21 August 2019

The potential of the cell captive structure for sub-Saharan Africa

Exploring cell captive insurance in sub-Saharan Africa

Globally, cell captive insurance is a relatively new concept. It grew out of the captive insurance concept, where a corporate entity self-insures its own assets by setting up its own licensed insurance subsidiary. In a cell captive structure one central licensed insurer forms ring-fenced cells issued to other organisations for the insurance of the cell owner’s own assets or the insurable risks of its client or membership base.

Cell captives have been one of the most important steps in the evolution of the captive insurance space and have become an integral component of the selfinsurance market in many of the established captive domiciles.

Depending on the statutory or contractual conditions in place, the cell owner can draw dividends on the proceeds of the cell, obtain underwriting from the cell captive insurer and benefit from other insurance-related support functions. The cell captive insurer is accountable for all regulatory compliance and holds the insurance licence that covers the business of all the cells.

The cell captive structure emerged as a way for a corporate entity to access the benefits of captive insurance without setting up its own captive insurance company. However, such first-party business is not the only application for the cell captive model. The cell captive structure can also be used to cover the risks of the clients or members of the cell owner. Such structures are referred to as third-party cell captives.

The cell captive mechanism has the potential to help address some of the structural constraints faced by many insurance markets in sub-Saharan Africa, including a fragmented local industry facing constraints in the provision of specialised risk cover to the corporate sector, and, in the retail market, a lack of market innovation.

In Mauritius, the cell captive structure is successfully leveraged for first-party insurance. In South Africa (the global pioneer of third-party cell captives) cell captives have demonstrated their ability to drive retail innovation and provide an entry path into the insurance market. Other countries, such as Namibia and the Seychelles, have also developed preliminary regulation, while others are exploring potential use cases for the cell captive structure in their jurisdictions.

This study aims to inform regulators who are considering the introduction of cell captives to their market.Based on desktop research and in-depth consultations with market and regulatory stakeholders, it outlines existing cell captive models, identifies the potential roles to be fulfilled by cell captives and highlights key regulatory considerations. It asks two main questions:

  • Use cases: What key insurance market constraints are cell captive arrangements able to address and how?
  • Regulatory design: What are the steps and considerations to design a cell captive regulatory framework to meet the desired use case(s) in a particular country context?

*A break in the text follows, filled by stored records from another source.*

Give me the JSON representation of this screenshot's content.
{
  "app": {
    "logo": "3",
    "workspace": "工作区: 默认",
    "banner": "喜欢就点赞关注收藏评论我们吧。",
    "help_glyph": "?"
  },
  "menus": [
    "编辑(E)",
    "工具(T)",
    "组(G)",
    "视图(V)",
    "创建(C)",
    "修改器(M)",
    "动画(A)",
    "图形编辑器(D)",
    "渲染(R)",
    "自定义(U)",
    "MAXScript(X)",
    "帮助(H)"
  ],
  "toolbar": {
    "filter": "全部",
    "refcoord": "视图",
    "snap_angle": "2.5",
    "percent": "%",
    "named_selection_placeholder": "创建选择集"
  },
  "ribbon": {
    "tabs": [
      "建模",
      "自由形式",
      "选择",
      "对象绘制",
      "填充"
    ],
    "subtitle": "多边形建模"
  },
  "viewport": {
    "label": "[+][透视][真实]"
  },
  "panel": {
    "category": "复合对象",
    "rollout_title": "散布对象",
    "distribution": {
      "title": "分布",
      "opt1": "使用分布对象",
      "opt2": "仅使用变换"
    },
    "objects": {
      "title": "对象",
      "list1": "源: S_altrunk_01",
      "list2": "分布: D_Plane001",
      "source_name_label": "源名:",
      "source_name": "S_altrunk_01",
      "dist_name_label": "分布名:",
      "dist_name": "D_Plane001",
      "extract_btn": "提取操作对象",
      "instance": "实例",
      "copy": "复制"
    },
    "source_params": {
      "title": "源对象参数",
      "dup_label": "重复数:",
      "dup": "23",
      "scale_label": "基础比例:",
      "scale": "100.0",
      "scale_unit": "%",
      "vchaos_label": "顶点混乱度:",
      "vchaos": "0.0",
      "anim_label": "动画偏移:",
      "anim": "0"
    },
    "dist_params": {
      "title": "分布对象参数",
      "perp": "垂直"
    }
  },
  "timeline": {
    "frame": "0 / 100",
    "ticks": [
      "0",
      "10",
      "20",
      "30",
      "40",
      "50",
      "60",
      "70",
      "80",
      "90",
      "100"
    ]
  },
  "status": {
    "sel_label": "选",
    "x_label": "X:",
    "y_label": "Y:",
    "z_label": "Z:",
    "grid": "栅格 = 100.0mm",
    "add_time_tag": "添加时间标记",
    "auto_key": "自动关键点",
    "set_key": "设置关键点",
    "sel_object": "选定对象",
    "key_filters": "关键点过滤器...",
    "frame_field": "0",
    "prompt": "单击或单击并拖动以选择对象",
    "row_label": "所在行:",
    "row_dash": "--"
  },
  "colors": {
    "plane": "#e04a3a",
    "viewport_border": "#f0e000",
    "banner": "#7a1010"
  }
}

We find that cell captive structures do, indeed, have scope to support the development of insurance markets in emerging economies. They could serve at least four use cases:

  • Specialised risk management
  • Retail innovation
  • Insurance market participation
  • Offshore financial centre development

Key considerations for regulatory authorities that are considering introducing a cell captive framework include:

  • Use case/policy objectives: What would be the use case(s) for cell captives given the particular market realities and policy objectives of the country in question? That is: for which market development outcomes is the cell captive considered an appropriate solution
  • Permitted underwriting functions: What is the scope of the underwriting functions that cell captives will be permitted to perform – first and/or third party?
  • Regulatory framework elements: What should the regulatory and supervisory framework cover to ensure the effective introduction, operation and oversight of cell captive structures? A key consideration is what legal structure is needed to ensure appropriate ring-fencing between cells. Further considerations relate to capital requirements, governance structures and elements of supervisory oversight.

While the cell captive structure is not a panacea, it holds much promise as a vehicle to realise increased inclusion and growth within insurance markets in sub-Saharan Africa.